Tom Jackson runs the Postcards from the Past Twitter account which tweets “fragments of life” – pictures of old postcards along with their accompanying messages. You can follow the account @PastPostcard.
Eleanor Herring is a design historian who has studied at the Glasgow School of Art and the Royal College of Art, and has a PhD in Architecture and Cultural Studies from the University of Edinburgh. . Her first book, Street Furniture Design: Contesting Modernism in Post-War Britain will published in July.
Nicholas Tufnell is a London based writer and producer. His work has appeared on Bloomburg, the Guardian, BBC News and Wired. He is on Twitter @NicholasTufnell.
Catherine O’Flynn is the author of three novels. Her debut, What Was Lost, won the 2008 Costa First Novel Award. She reviews books sometimes for The Guardian and turns up sporadically on Radio 4’s Saturday Review. Her short stories and articles have appeared in Granta, The New York Times, The Independent and on BBC Radio. Catherine has been described as ‘the JG Ballard of Birmingham…finding poetry and meaning where others see merely boredom and dereliction”. She lives amidst that boredom and dereliction with her husband and two daughters. She is on Twitter @CatherineQanik.
Greg Stekelman is a writer and illustrator. He is the author of two books, A Year in the Life of The Man Who Fell Asleep and London Tales. He is not on Twitter @themanwhofell, having left the site to go and live in the woods.
Peter Fletcher is a Birmingham-based biostatistician. Since July 2007, he has kept a record of every time that he has sneezed. He records the time, the date, where he was, what he was doing and a measure of strength (mild, moderate, moderate to stong, strong and very strong). You can read the details of each sneeze here.
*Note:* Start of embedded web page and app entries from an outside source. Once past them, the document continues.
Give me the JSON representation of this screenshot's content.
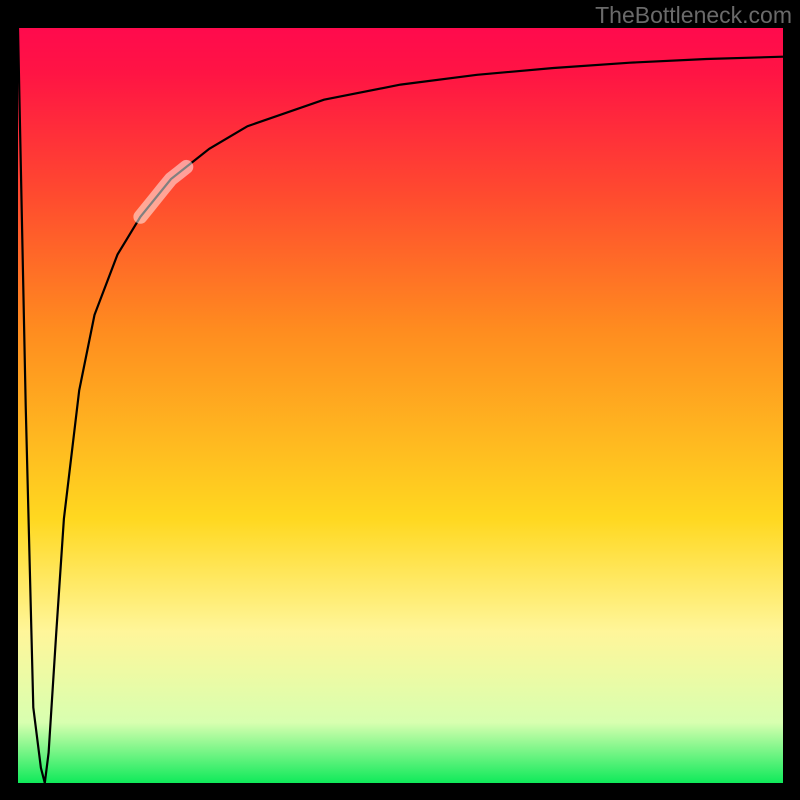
{
  "watermark": "TheBottleneck.com",
  "colors": {
    "gradient_top": "#ff0a4d",
    "gradient_mid": "#ffd820",
    "gradient_bottom": "#0fea5a",
    "highlight": "rgba(255,255,255,0.50)",
    "curve": "#000000",
    "frame_bg": "#000000",
    "watermark": "#6a6a6a"
  },
  "chart_data": {
    "type": "line",
    "title": "",
    "xlabel": "",
    "ylabel": "",
    "xlim": [
      0,
      100
    ],
    "ylim": [
      0,
      100
    ],
    "grid": false,
    "legend": false,
    "x": [
      0,
      1,
      2,
      3,
      3.5,
      4,
      5,
      6,
      8,
      10,
      13,
      16,
      20,
      25,
      30,
      40,
      50,
      60,
      70,
      80,
      90,
      100
    ],
    "values": [
      100,
      50,
      10,
      2,
      0,
      4,
      20,
      35,
      52,
      62,
      70,
      75,
      80,
      84,
      87,
      90.5,
      92.5,
      93.8,
      94.7,
      95.4,
      95.9,
      96.2
    ],
    "highlight_segment": {
      "x_start": 16,
      "x_end": 22
    },
    "notes": "y-axis 0=bottom(green) 100=top(red); curve dips to ~0 near x≈3.5 then asymptotically approaches ~96."
  }
}
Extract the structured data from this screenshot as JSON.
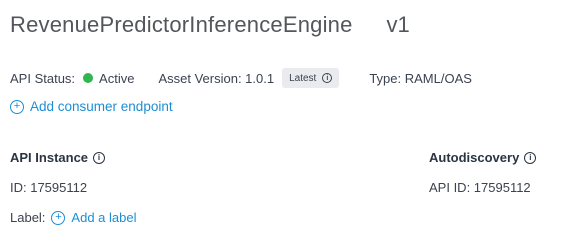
{
  "header": {
    "api_name": "RevenuePredictorInferenceEngine",
    "version": "v1"
  },
  "status_row": {
    "api_status_label": "API Status:",
    "api_status_value": "Active",
    "status_color": "#2fb64f",
    "asset_version_label": "Asset Version: 1.0.1",
    "latest_badge": "Latest",
    "type_label": "Type: RAML/OAS"
  },
  "actions": {
    "add_consumer_endpoint": "Add consumer endpoint",
    "add_label": "Add a label"
  },
  "api_instance": {
    "heading": "API Instance",
    "id_text": "ID: 17595112",
    "label_prefix": "Label:"
  },
  "autodiscovery": {
    "heading": "Autodiscovery",
    "api_id_text": "API ID: 17595112"
  },
  "icons": {
    "info": "info-icon",
    "plus": "plus-circle-icon",
    "status": "status-dot-icon"
  },
  "colors": {
    "link": "#1c8fd4",
    "title": "#53565d",
    "badge_bg": "#e9ebee"
  }
}
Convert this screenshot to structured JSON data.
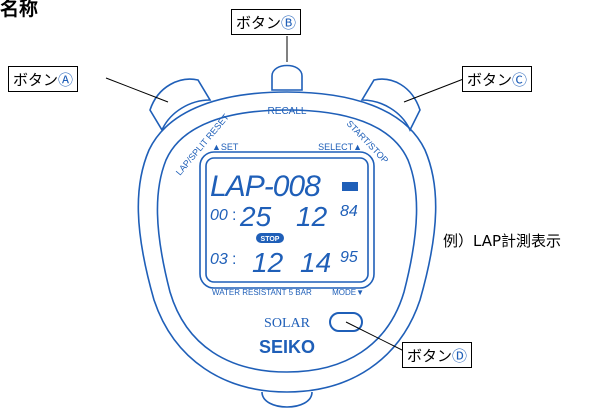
{
  "heading": "名称",
  "example_label": "例）LAP計測表示",
  "callouts": {
    "a": {
      "text": "ボタン",
      "mark": "Ⓐ"
    },
    "b": {
      "text": "ボタン",
      "mark": "Ⓑ"
    },
    "c": {
      "text": "ボタン",
      "mark": "Ⓒ"
    },
    "d": {
      "text": "ボタン",
      "mark": "Ⓓ"
    }
  },
  "bezel": {
    "recall": "RECALL",
    "lap_split_reset": "LAP/SPLIT RESET",
    "start_stop": "START/STOP",
    "set": "▲SET",
    "select": "SELECT▲",
    "water_resistant": "WATER RESISTANT 5 BAR",
    "mode": "MODE▼",
    "solar": "SOLAR",
    "brand": "SEIKO"
  },
  "display": {
    "row1": "LAP-008",
    "row2_hours": "00",
    "row2_min": "25",
    "row2_sec": "12",
    "row2_hund": "84",
    "stop_badge": "STOP",
    "row3_hours": "03",
    "row3_min": "12",
    "row3_sec": "14",
    "row3_hund": "95"
  },
  "colors": {
    "line": "#1f5fb8",
    "lcd_text": "#1f5fb8",
    "outline": "#000000"
  }
}
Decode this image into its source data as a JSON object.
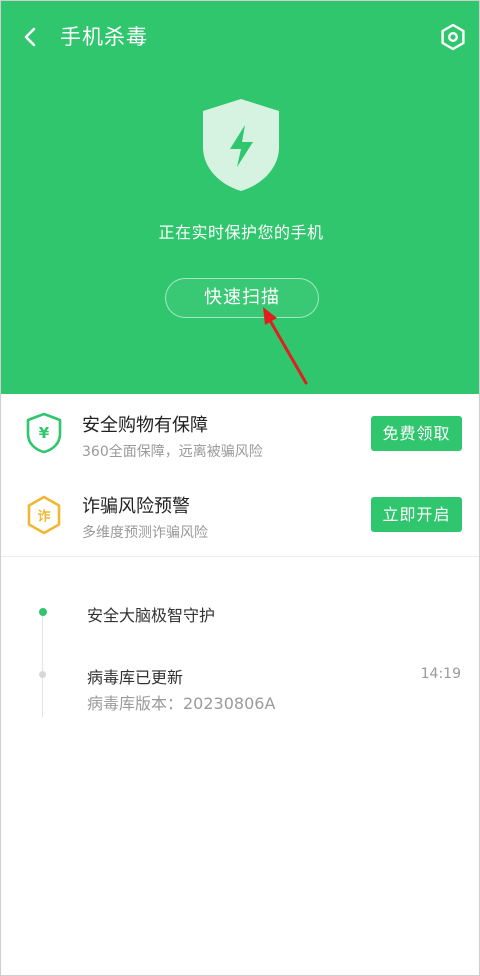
{
  "header": {
    "title": "手机杀毒",
    "back_icon": "chevron-left-icon",
    "settings_icon": "hexagon-gear-icon"
  },
  "hero": {
    "status_text": "正在实时保护您的手机",
    "scan_button_label": "快速扫描",
    "background_color": "#2fc66d",
    "shield_icon": "shield-lightning-icon"
  },
  "cards": [
    {
      "title": "安全购物有保障",
      "subtitle": "360全面保障，远离被骗风险",
      "button_label": "免费领取",
      "icon": "shield-yen-icon"
    },
    {
      "title": "诈骗风险预警",
      "subtitle": "多维度预测诈骗风险",
      "button_label": "立即开启",
      "icon": "hexagon-fraud-icon"
    }
  ],
  "timeline": [
    {
      "title": "安全大脑极智守护"
    },
    {
      "title": "病毒库已更新",
      "subtitle": "病毒库版本：20230806A",
      "time": "14:19"
    }
  ],
  "colors": {
    "accent": "#2fc66d",
    "annotation_arrow": "#e02020",
    "fraud_icon": "#f2b632"
  }
}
My favourite is sneeze number forty-two. He is on Twitter @joyfeed.
Lynne Murphy is a Reader in Linguistics at University of Sussex. For the last ten years she has been blogging about the difference between American and British English on the Separated by a Common Language blog. She also writes a blog about antonyms – Remain Antonymous, and is on Twitter @lynneguist.
Alby Reid is a physicist and teacher. He writes the Mr Reid blog, about “stuff that interests him”, which judging from the tag cloud on his blog mainly seems to be nuclear weapons and space. He is on Twitter @alby.
Tracy King is a producer and writer best known for her animations of Tim Minchin’s Storm and Chris Hadfield’s It’s Not Rocket Science. She also writes a tech and gaming culture column in Custom PC Magazine and is on Twitter @tkingdoll
Edward Long is a London-based poet whose work centres around the past, geography, Scandinavia, and issues of sexuality and identity. In June, he will be poet-in-residence at Branch Hill Allotments in Hampstead as part of the Open Squares weekend and is on Twitter as @eddus.
Rhodri Marsden is a writer, broadcaster and musician. He has performed in a multitude of bands including Scritti Politti and Dream Themes, Waltham Forest’s leading TV theme tune covers band. He recently published Drunk Furniture: The Secret Life of Unsober Sofas, a collection of photographs of items of household furniture disgracing themselves in public. He lives on Twitter at @rhodri.
Dawn Foster is a writer on politics, social affairs and economics for The Guardian, London Review of Books, Independent and Times Literary Supplement, and is a regular political commentator for Sky News, Channel 4 News, and BBC Newsnight. Her first book, Lean Out, is on feminism, austerity and corporate culture. Follow her on Twitter @dawnhfoster.
Russell Arnott is an oceanographer, physicist and outreach officer for Whale-Fest, international celebration of wild whales, dolphins and marine life. Russell is a regular speaker at Sunday Assembly in Brighton and can be found on Twitter @Russell_Arnott.
Iszi Lawrence is a comedian and podcaster. She presents the Z-List Dead List, a podcast about obscure figures from history, and co-hosts the Sundays Supplement podcast with Simon Dunn. She is on Twitter at @iszi_lawrence.
(Line-up subject to change, but hopefully not too much change because it took me ages to write all those descriptions)